Having dry eyes can feel incredibly uncomfortable, and it is one of the most prevalent eye conditions in the world; more than 20% of the world’s population suffers from dry eye syndrome.
It is also a common reason for visiting the optician. So, what causes dry eye syndrome, how can you recognise the signs and what dry eye treatment is available?
What is dry eye syndrome?
Dry eye syndrome is caused by a chronic lack of moisture and lubrication on the surface of the eye. Your eyes require a consistent layer of tears on the surface of your eye, in order to keep your eyes healthy and comfortable. Tears are responsible for keeping your eyes clean, and are instrumental in washing away debris or microorganisms that may lead to an eye infection.
There are different terms for dry eye syndrome, depending on which area of the eye is affected. ‘Keratitis sicca’ is the term that refers to dryness or irritation around the cornea, while ‘keratoconjunctivitis sicca’ affects both the cornea and conjunctiva.
Dry eye syndrome isn’t usually serious, but it can be irritating.

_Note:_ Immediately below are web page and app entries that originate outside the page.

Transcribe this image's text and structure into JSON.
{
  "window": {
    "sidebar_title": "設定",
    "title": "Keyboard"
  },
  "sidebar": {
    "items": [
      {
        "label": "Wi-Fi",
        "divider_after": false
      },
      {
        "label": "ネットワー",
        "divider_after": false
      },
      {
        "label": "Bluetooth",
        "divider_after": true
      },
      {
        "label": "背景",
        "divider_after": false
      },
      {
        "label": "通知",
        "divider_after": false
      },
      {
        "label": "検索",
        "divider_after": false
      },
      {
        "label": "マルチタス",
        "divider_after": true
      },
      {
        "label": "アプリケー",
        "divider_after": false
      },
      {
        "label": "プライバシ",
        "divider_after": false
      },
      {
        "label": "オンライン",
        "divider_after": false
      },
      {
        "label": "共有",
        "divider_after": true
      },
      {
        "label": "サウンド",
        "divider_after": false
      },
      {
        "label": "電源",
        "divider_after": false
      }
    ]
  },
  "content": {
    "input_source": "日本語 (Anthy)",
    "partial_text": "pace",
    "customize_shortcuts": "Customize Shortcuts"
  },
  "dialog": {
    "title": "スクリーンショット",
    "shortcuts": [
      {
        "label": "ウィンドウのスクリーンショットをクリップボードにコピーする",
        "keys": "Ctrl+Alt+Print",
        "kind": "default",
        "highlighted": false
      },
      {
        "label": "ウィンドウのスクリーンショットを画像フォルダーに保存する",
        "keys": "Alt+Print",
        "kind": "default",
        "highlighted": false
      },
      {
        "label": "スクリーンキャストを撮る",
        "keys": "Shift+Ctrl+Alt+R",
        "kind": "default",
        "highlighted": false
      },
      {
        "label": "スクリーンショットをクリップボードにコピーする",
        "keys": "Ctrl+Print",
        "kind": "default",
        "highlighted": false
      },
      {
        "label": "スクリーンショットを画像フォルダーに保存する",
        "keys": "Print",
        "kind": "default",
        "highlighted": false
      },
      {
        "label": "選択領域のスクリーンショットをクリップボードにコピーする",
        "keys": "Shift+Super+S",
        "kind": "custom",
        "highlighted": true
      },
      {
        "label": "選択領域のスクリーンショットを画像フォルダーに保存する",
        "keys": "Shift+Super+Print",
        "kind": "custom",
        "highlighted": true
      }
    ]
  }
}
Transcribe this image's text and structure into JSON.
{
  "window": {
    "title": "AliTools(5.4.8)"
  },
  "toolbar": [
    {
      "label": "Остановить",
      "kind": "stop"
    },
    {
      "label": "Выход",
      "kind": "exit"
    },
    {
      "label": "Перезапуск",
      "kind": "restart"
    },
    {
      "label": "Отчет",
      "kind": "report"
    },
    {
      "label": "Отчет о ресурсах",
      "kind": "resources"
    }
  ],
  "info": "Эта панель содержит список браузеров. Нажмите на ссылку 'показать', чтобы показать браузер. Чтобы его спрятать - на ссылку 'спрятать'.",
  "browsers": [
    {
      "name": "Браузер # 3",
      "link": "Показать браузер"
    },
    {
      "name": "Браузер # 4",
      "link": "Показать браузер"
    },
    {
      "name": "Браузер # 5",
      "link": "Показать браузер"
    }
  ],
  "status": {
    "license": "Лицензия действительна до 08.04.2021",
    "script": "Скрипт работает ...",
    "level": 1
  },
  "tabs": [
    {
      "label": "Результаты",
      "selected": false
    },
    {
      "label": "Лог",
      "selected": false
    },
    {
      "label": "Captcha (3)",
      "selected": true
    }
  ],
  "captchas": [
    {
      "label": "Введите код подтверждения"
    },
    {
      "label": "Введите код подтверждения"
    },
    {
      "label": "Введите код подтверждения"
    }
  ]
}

There are a number of symptoms that may indicate you have dry eye syndrome, and some lifestyle factors could increase your risk of developing the condition. By understanding these, you may be able to prevent dry eyes.
How does dry eye syndrome affect you?
If you have dry eyes, it can range from subtle but constant eye irritation to significant inflammation. With this in mind, you might experience minor symptoms or symptoms that affect your day-to-day life.
Symptoms can include general occurrences like itching or fatigued eyes, and you may also experience a burning sensation, red eyes, photophobia or blurred vision. If you notice any changes to your vision, including a sudden loss of sight, you should seek an urgent appointment with your optician.
You could be at higher risk of developing dry eye syndrome, depending on a number of factors. Using the computer has often been linked to having dry eyes, as prolonged work on a computer can result in intense focusing and less blinking. Those who wear contact lenses may also have a bigger chance of suffering from dry eyes.
Dry eye syndrome appears to be more common in those aged over 50, as a natural part of the ageing process. However, there are some factors associated with lifestyle choices that may affect dry eye syndrome. Smoking and diet may contribute, as well as indoor environments such as air conditioning and heating can dry your eyes.
How to treat dry eye syndrome
There are some treatments available that can help to relieve the symptoms of dry eyes. Use of artificial tears and other ocular lubricants can help reduce symptoms. However, many of these conventional methods often only provide short-term relief.
More advanced solutions are now becoming readily available, which have been proven to deliver rapid improvement. Intense regulated pulsed light technology (IRPL) now means new devices can emit light pulses around the eye to stimulate the nerves and encourage tears naturally, restoring normal functionality.
TearStim is an example of such a device, and works in just 3 sessions to deliver results that last between 6 months and 3 years. It is available in selected opticians through the UK.